### Dataset entries
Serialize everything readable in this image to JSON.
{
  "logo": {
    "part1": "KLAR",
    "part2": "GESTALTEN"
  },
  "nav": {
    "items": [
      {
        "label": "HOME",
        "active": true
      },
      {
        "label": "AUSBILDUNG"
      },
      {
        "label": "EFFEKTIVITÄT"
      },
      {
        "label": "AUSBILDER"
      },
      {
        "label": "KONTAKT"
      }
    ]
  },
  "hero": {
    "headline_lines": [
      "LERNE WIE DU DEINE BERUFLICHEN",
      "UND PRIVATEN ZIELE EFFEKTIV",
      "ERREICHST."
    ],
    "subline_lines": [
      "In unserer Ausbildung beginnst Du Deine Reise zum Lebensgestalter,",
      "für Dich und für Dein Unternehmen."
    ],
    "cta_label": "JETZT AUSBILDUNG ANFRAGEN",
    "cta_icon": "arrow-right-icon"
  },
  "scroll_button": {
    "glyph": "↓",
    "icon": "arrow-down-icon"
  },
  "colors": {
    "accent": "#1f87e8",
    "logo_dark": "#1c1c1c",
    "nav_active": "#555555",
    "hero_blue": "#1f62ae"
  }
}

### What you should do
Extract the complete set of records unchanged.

### Reply to the task
Serialize everything readable in this image to JSON.
{
  "logo": {
    "part1": "KLAR",
    "part2": "GESTALTEN"
  },
  "nav": {
    "items": [
      {
        "label": "HOME",
        "active": true
      },
      {
        "label": "AUSBILDUNG"
      },
      {
        "label": "EFFEKTIVITÄT"
      },
      {
        "label": "AUSBILDER"
      },
      {
        "label": "KONTAKT"
      }
    ]
  },
  "hero": {
    "headline_lines": [
      "LERNE WIE DU DEINE BERUFLICHEN",
      "UND PRIVATEN ZIELE EFFEKTIV",
      "ERREICHST."
    ],
    "subline_lines": [
      "In unserer Ausbildung beginnst Du Deine Reise zum Lebensgestalter,",
      "für Dich und für Dein Unternehmen."
    ],
    "cta_label": "JETZT AUSBILDUNG ANFRAGEN",
    "cta_icon": "arrow-right-icon"
  },
  "scroll_button": {
    "glyph": "↓",
    "icon": "arrow-down-icon"
  },
  "colors": {
    "accent": "#1f87e8",
    "logo_dark": "#1c1c1c",
    "nav_active": "#555555",
    "hero_blue": "#1f62ae"
  }
}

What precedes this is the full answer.